## What is expected
From the entries that follow, gather each line holding the word "圆圆爱吃喝".
BEGIN
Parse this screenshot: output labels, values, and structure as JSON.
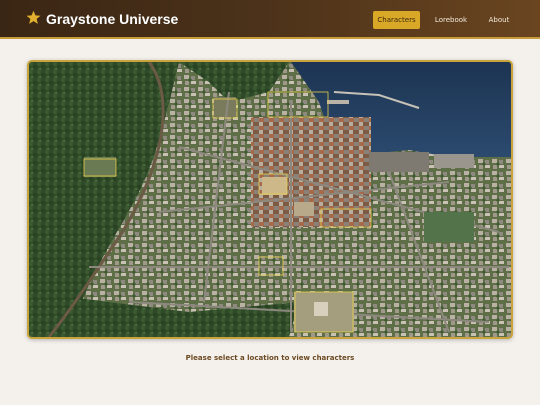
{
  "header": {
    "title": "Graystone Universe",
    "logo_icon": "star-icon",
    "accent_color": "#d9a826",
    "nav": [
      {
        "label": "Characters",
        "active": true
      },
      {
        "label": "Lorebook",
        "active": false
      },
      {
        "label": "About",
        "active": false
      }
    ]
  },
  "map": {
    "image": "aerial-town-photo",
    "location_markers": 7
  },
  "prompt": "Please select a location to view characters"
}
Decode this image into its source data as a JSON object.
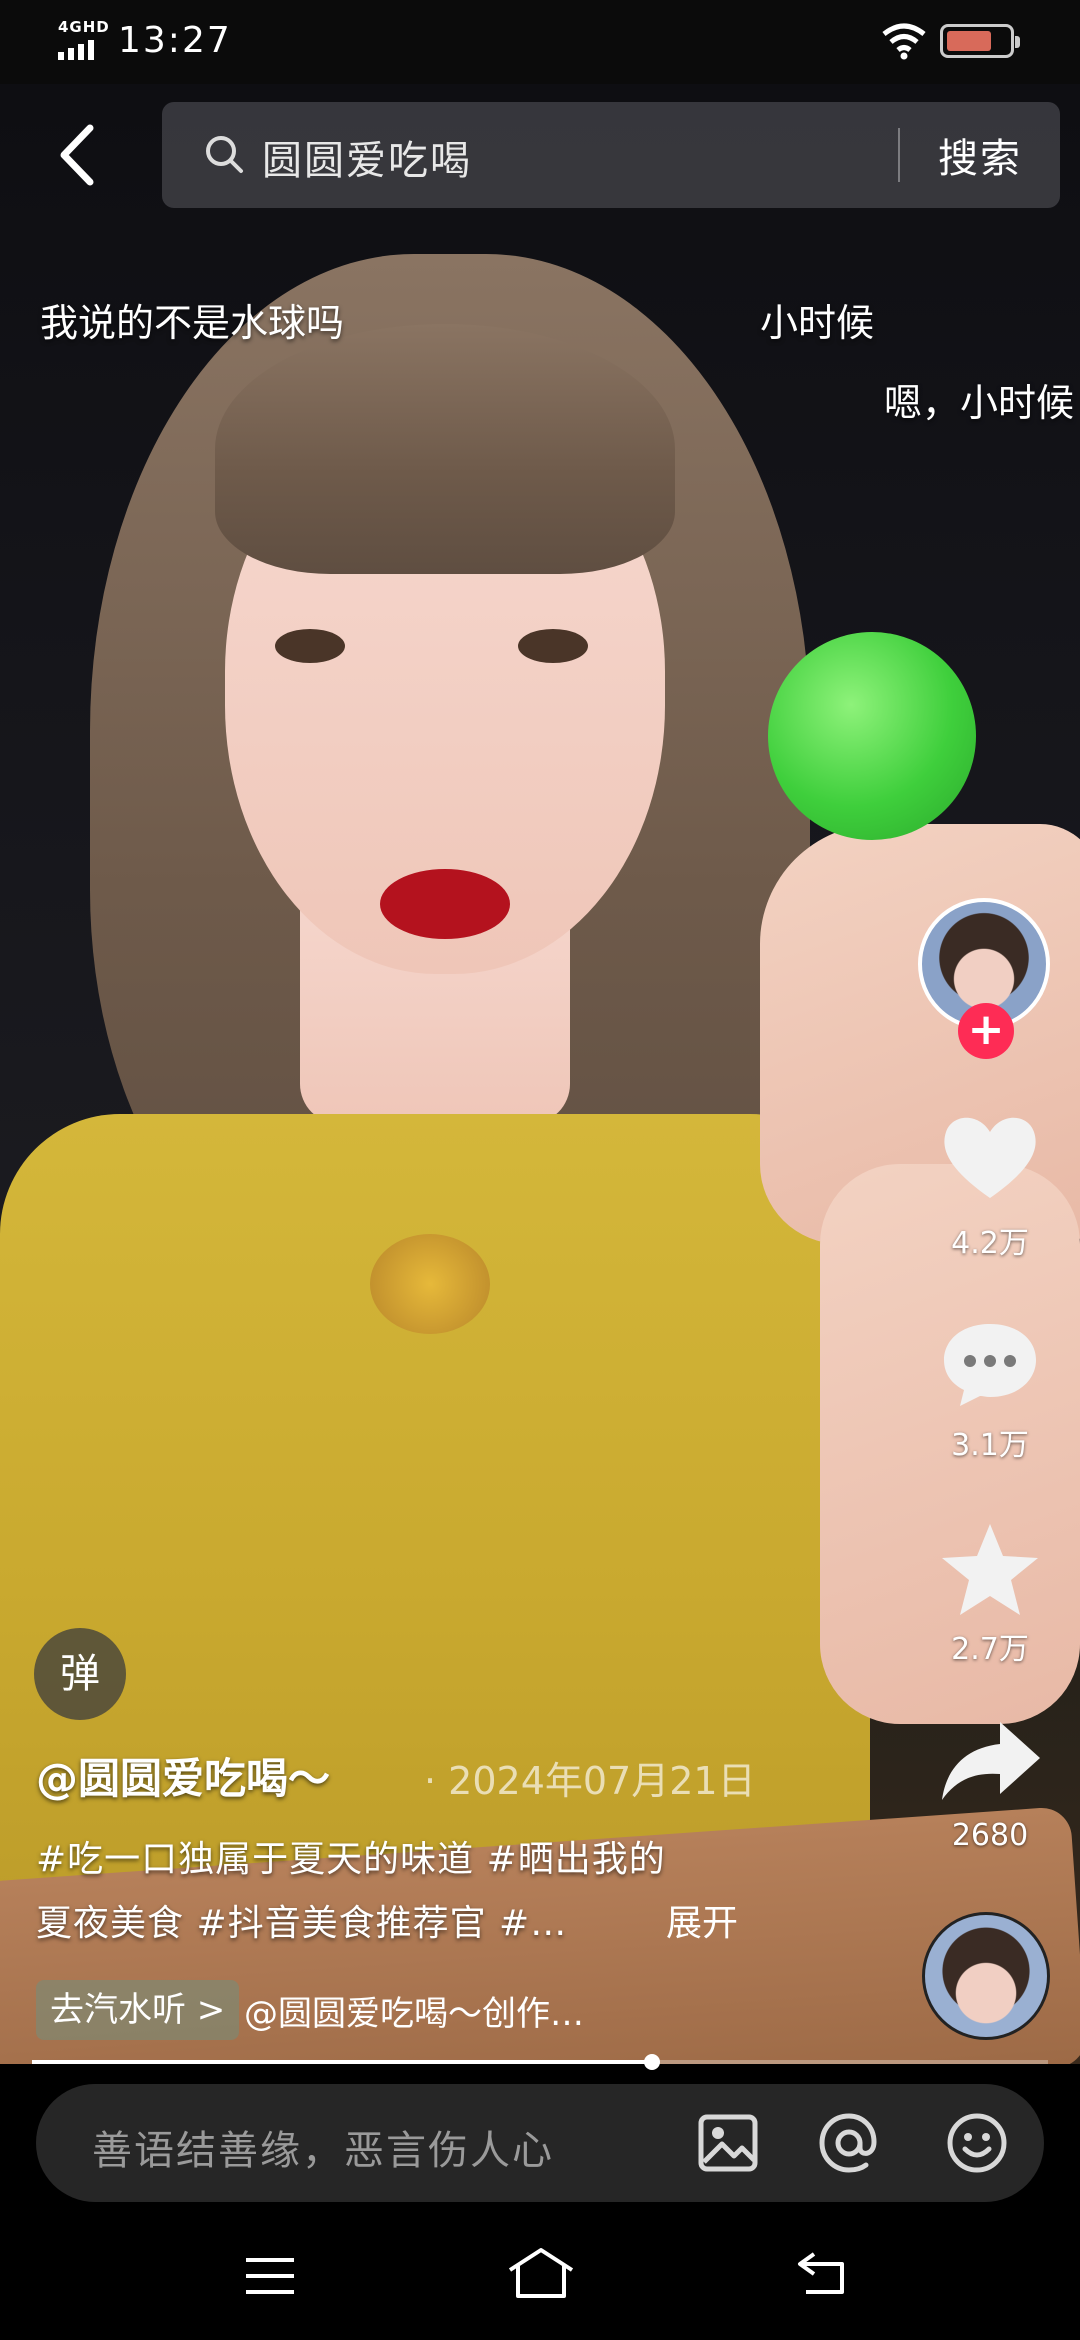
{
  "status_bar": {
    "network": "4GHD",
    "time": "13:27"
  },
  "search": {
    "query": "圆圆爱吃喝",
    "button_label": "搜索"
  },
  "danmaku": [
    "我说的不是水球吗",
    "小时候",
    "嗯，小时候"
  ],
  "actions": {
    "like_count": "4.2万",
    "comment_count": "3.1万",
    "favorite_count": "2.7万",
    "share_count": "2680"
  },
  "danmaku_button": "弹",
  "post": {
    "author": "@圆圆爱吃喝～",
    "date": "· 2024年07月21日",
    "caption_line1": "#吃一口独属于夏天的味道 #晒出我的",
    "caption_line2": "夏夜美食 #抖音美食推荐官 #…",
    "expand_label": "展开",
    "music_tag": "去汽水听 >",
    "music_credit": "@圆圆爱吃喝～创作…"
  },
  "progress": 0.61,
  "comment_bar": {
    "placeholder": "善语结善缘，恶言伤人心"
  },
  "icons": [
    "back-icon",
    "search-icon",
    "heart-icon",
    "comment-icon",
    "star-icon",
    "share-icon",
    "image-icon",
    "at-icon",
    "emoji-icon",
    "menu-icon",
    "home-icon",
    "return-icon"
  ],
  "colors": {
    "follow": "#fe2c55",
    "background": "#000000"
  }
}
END
## Finished exercise
    "query": "圆圆爱吃喝",
    "author": "@圆圆爱吃喝～",
    "music_credit": "@圆圆爱吃喝～创作…"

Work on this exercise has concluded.